Scotch Whisky: Unraveling the mystery…
If Bourbon and Rye are like the captains of the sports teams who are outgoing all-stars seemingly destined to go on to be something big, then Scotch Whisky is the brooding intellectual you’re secretly dying to get to know. Deep and mysterious, and then there’s that accent… But much like that same intellectual, Scotch is often a bit of a loner and can be somewhat difficult to get to know. It can be tricky to use in cocktails and because it has so many different flavor profiles, the task of learning about it can seem truly daunting. I’m going to provide a basic introduction today, but the best way to learn is by tasting; that’s the only way to figure out which flavor profile you’re going to prefer.

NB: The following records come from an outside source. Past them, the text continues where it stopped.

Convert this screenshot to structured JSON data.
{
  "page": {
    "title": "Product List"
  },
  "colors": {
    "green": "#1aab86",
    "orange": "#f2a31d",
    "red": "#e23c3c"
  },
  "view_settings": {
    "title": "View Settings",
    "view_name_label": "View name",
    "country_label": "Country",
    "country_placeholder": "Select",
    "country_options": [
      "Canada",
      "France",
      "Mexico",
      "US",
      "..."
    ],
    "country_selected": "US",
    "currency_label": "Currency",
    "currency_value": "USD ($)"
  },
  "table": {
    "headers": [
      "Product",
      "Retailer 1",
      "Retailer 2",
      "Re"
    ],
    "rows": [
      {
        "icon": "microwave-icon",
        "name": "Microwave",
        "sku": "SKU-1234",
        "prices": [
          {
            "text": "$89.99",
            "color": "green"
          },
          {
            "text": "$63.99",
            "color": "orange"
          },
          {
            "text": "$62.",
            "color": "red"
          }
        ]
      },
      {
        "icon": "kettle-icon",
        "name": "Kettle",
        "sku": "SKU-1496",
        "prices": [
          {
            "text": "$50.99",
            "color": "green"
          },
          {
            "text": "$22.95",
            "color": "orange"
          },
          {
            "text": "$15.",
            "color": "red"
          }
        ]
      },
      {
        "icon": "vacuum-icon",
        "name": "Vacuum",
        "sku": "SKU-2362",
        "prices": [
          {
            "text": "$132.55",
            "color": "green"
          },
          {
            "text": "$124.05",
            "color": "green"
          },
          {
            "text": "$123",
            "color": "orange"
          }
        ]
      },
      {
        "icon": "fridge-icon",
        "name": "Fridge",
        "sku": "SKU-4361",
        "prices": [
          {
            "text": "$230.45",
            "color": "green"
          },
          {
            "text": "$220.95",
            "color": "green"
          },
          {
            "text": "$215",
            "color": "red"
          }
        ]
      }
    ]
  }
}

So drink up!
There are 3 different categories of Scotch whisky: blended malt, blended whisky, and single malt. A blended malt is made from whiskies from more than one distillery that are all made from barley, and a blended whisky is made with a single malt that is combined with whiskies made from other grains. In order for a Scotch to be considered a single malt, it must meet the following criteria:
- It must be made from 100% malted barley and be produced at a single distillery.
- It must be distilled using a pot still, a very old method of distillation that has remained unchanged for many years.
- Only 2 ingredients are allowed to be added in. One is water and the other is E150A caramel coloring which must be disclosed on the label.
- It must be aged for at least 3 years in oak casks that are no bigger than 180 US gallons.
The process of making Scotch whiskey begins with malting the barley by adding water to the grain and soaking it for 2-3 days. This causes the grain to germinate and release enzymes. This germination is then stopped by heating the wet grains. At this point, peat smoke is either allowed into the kiln or the grains are dried over a peat heated fire. The amount of smoke varies, and sometimes there is none at all with some of the lighter and more delicate varieties, but this step of the process is what gives most Scotch whiskey the smoky aroma and flavor for which it is known. The grain mash is then fermented and distilled, after which the whisky is placed into oak barrels to be aged for at least 3 years, but most are aged for much longer than that. The barrels are reused and may have contained American whiskey, Sherry, Port wine, Madeira, rum, or Cognac, each of which infuses the whisky with different flavors and changes its body and color.
There is an incredible amount of detail in the breakdown of the different flavor profiles of Scotch. I’m going to keep it very simple and stick with just 4 categories and make some recommendations for each:
- Light flavor: fruits, nuts, light grassy notes. Glenfiddich 12-year-old.
- Delicate flavor: nuts and floral aromas, sweet grains. Dalwhinnie 15-year-old and Glenlivet 15-year-old.
- Rich flavor: bolder, with chocolate and spiced fruits. Balvenie DoubleWood 12-year-old.
- Smoky flavor: ginger spice and smoke. Talisker 10-year-old and Laphroaig 10-year-old.
For blended Scotch whisky, Famous Grouse and Dewar’s are excellent choices.
For today’s cocktail recipe, I’ve chosen to go with a classic called Blood and Sand, often the bartender’s recommendation for non-Scotch drinkers who want to give Scotch a try. The original recipe (which called for equal amounts of everything and no lemon juice) first appeared in the 1930 Savoy Cocktail Book and was named after Rudolph Valentino’s 1922 movie about bullfighting. I chose to go with the Death & Co recipe because I thought the original was just a bit too sweet. The original also uses a blended Scotch, but you can substitute a single malt if you’d like. I tried it with both ways and ended up preferring the single malt version more. I used the Balvenie DoubleWood 12 year old. Finally, you have some options with your sweet vermouth here too. You can use Martini & Rossi which is the lightest option, Carpano Antica which is heavier and a bit more bitter, or Punt E Mes (my personal favorite) which is the richest and most bitter of the 3. Feel free to experiment!
Blood and Sand
1 oz Scotch Whisky, blended or Single Malt
1/2 oz Cherry Heering
1/2 oz Punt E Mes sweet vermouth
3/4 oz orange juice
1/2 tsp lemon juice
Brandied cherry for garnish
Place all the ingredients in the bottom half of a shaker and then add your 1 large cube and 2 small. Shake for 15—20 seconds or until cold. If you don’t have any large format cubes on hand, then fill the shaker 2/3 full with regular ice. Double strain using a Hawthorne and a mesh strainer and pour into a chilled cocktail glass. Garnish with the cherry on a cocktail pick. Enjoy!
Check back tomorrow for the Penicillin, a modern cocktail made with both blended Scotch and single malt!